One January, as a young teacher in an urban school, I asked children to write what they hoped for in the coming year. I was humbled by their simple and selfless thoughts, to do with family illnesses and new babies and sisters' weddings. One contribution in particular - "I wish that my mum could find a job that she likes" - stays in my mind, and it came back to me when I read, in this anthology, the poem by eight-year-old Alex that begins: "My mum has gone for a job I hope she gets it I really do We need it."
The poems here come from a project by Shelter involving 21 schools from across the country. Eight poets worked with children, encouraging them to write poems about bad housing and poverty.
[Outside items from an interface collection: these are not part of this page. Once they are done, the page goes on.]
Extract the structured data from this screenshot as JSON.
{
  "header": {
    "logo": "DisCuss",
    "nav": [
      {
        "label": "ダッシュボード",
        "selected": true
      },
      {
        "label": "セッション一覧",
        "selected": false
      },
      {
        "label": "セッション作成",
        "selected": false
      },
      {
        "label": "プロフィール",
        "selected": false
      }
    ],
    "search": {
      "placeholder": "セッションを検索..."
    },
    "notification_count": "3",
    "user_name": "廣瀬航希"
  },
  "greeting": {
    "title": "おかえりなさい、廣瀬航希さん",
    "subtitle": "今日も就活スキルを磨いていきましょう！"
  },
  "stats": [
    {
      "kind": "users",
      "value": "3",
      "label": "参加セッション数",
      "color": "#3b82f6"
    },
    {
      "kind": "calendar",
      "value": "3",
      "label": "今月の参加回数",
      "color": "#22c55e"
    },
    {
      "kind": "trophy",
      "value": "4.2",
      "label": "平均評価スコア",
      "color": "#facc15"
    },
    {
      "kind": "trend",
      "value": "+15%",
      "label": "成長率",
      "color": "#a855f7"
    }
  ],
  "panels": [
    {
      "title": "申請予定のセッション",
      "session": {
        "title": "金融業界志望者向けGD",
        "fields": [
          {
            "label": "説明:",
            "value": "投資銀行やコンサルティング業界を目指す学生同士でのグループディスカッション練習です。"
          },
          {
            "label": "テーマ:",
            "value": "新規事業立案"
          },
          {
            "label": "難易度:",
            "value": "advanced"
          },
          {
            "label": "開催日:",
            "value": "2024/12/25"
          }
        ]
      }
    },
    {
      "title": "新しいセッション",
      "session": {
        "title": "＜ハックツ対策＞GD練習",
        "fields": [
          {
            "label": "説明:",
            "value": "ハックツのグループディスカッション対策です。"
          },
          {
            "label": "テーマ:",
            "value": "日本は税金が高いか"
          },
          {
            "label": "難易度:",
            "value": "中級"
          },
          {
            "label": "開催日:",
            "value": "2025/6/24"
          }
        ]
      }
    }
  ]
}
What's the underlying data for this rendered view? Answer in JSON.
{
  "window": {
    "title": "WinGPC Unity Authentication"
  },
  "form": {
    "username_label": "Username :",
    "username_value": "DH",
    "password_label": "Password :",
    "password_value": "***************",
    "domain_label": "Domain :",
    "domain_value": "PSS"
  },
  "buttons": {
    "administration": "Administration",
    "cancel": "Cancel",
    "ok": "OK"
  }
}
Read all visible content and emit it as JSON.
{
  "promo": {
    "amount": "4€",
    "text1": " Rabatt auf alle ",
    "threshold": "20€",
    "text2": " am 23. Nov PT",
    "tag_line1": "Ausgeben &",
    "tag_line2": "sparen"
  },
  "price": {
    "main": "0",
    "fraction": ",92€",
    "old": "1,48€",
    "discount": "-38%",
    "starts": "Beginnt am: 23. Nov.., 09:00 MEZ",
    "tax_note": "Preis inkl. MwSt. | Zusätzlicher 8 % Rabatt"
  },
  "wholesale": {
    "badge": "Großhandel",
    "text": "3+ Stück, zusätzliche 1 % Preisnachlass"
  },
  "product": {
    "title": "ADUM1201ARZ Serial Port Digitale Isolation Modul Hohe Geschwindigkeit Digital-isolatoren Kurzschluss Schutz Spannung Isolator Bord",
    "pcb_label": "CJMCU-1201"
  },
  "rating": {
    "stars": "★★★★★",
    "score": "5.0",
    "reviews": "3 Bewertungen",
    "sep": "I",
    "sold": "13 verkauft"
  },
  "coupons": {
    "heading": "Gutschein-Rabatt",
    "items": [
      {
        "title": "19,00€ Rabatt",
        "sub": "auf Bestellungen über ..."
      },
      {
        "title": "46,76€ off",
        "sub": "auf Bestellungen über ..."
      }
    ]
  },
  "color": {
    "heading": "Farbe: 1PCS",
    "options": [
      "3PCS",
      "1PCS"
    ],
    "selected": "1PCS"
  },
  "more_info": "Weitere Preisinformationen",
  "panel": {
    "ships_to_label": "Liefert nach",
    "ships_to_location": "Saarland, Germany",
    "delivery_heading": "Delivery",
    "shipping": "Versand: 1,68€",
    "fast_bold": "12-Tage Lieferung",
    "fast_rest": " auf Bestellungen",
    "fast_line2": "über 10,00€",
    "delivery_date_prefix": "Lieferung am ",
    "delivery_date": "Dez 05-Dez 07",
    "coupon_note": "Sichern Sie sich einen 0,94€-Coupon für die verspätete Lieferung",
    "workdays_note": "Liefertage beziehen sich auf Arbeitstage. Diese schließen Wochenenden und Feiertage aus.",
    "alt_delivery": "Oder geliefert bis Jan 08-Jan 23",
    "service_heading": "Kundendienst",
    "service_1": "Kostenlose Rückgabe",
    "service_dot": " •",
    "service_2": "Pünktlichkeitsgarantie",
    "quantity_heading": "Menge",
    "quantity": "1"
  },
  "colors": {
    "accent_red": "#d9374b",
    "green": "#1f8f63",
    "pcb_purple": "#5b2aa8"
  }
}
The examples here are by children who are themselves homeless or living in poverty, or are just touched by the plight of their contemporaries.
It's a scandal that, as Shelter reminds us in the introduction, 3.5 million children in this country live in poverty, and more than a million in bad housing. Maybe this wake-up call from our children will reach the people who can make a difference. Eight year old Edmund hopes so: "I wish I was somewhere else, somewhere Where I can live. Please help me, Mr Government, I beg you, I plea."
There are 98 poems, and an introductory one, "Missing", by Andrew Motion:
"Whose lives are these, borne on a wing and a prayer, Thronging the water and earth, the fire and air?"
This book is a reminder of the reality of life for many families, and it will provide plenty of food for thought and discussion in class.